Task requirements: Where the string "字旁为什么对妻子好" appears in a line of the material below, copy that line.

▼▼▼

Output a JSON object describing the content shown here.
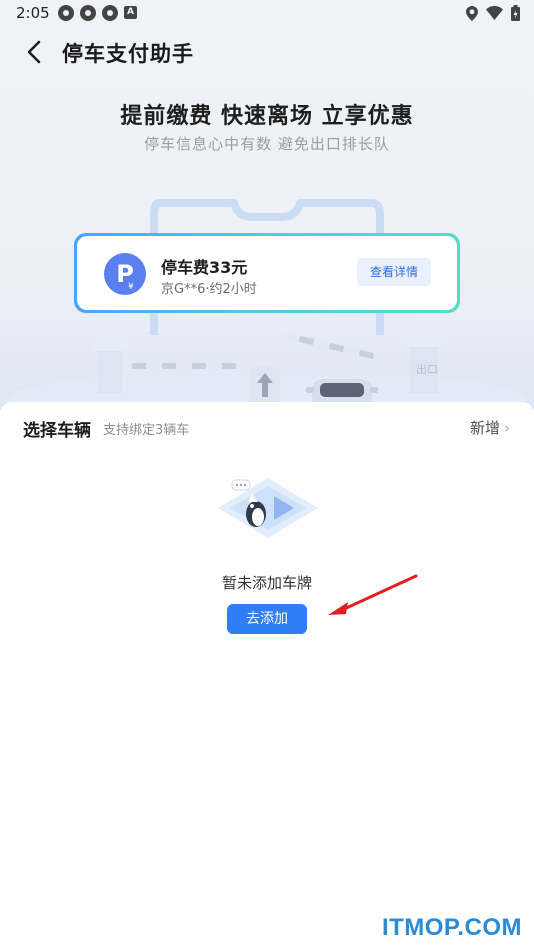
{
  "status_bar": {
    "time": "2:05",
    "badge_letter": "A"
  },
  "header": {
    "title": "停车支付助手",
    "back_icon": "chevron-left-icon"
  },
  "hero": {
    "title": "提前缴费 快速离场 立享优惠",
    "subtitle": "停车信息心中有数 避免出口排长队"
  },
  "fee_card": {
    "icon_letter": "P",
    "icon_sub": "¥",
    "title": "停车费33元",
    "subtitle": "京G**6·约2小时",
    "detail_label": "查看详情"
  },
  "illustration": {
    "exit_sign": "出口"
  },
  "vehicle_panel": {
    "title": "选择车辆",
    "hint": "支持绑定3辆车",
    "add_new_label": "新增",
    "empty_text": "暂未添加车牌",
    "go_add_label": "去添加"
  },
  "watermark": "ITMOP.COM",
  "colors": {
    "primary": "#2f7ef5",
    "p_icon": "#5b7ff0",
    "arrow": "#e11f1f"
  }
}
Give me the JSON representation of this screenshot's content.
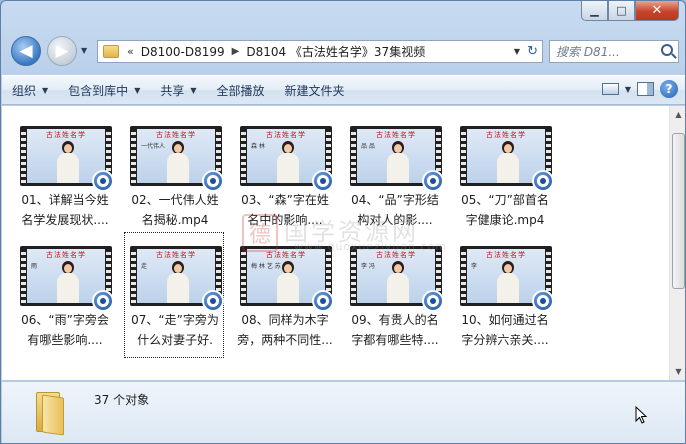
{
  "window": {
    "caption_buttons": {
      "minimize": "▁",
      "maximize": "□",
      "close": "✕"
    }
  },
  "nav": {
    "back_glyph": "◀",
    "forward_glyph": "▶",
    "address": {
      "chevron": "«",
      "crumbs": [
        "D8100-D8199",
        "D8104 《古法姓名学》37集视频"
      ],
      "separator": "▶"
    },
    "search": {
      "placeholder": "搜索 D81..."
    }
  },
  "toolbar": {
    "organize": "组织",
    "include_in_library": "包含到库中",
    "share": "共享",
    "play_all": "全部播放",
    "new_folder": "新建文件夹",
    "help": "?"
  },
  "thumb_title": "古法姓名学",
  "files": [
    {
      "name": "01、详解当今姓名学发展现状.mp4",
      "label": "01、详解当今姓名学发展现状...."
    },
    {
      "name": "02、一代伟人姓名揭秘.mp4",
      "label": "02、一代伟人姓名揭秘.mp4"
    },
    {
      "name": "03、“森”字在姓名中的影响.mp4",
      "label": "03、“森”字在姓名中的影响...."
    },
    {
      "name": "04、“品”字形结构对人的影响.mp4",
      "label": "04、“品”字形结构对人的影...."
    },
    {
      "name": "05、“刀”部首名字健康论.mp4",
      "label": "05、“刀”部首名字健康论.mp4"
    },
    {
      "name": "06、“雨”字旁会有哪些影响.mp4",
      "label": "06、“雨”字旁会有哪些影响...."
    },
    {
      "name": "07、“走”字旁为什么对妻子好.mp4",
      "label": "07、“走”字旁为什么对妻子好."
    },
    {
      "name": "08、同样为木字旁，两种不同性.mp4",
      "label": "08、同样为木字旁，两种不同性..."
    },
    {
      "name": "09、有贵人的名字都有哪些特.mp4",
      "label": "09、有贵人的名字都有哪些特...."
    },
    {
      "name": "10、如何通过名字分辨六亲关.mp4",
      "label": "10、如何通过名字分辨六亲关...."
    }
  ],
  "watermark": {
    "seal": "德",
    "text": "国学资源网",
    "url": "www.guoxueziyuan.com"
  },
  "status": {
    "item_count": "37 个对象"
  },
  "colors": {
    "accent": "#1e395b",
    "selection": "#cce8ff",
    "close": "#c7442b"
  }
}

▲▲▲

Solution for this problem:
      "name": "07、“走”字旁为什么对妻子好.mp4",
      "label": "07、“走”字旁为什么对妻子好."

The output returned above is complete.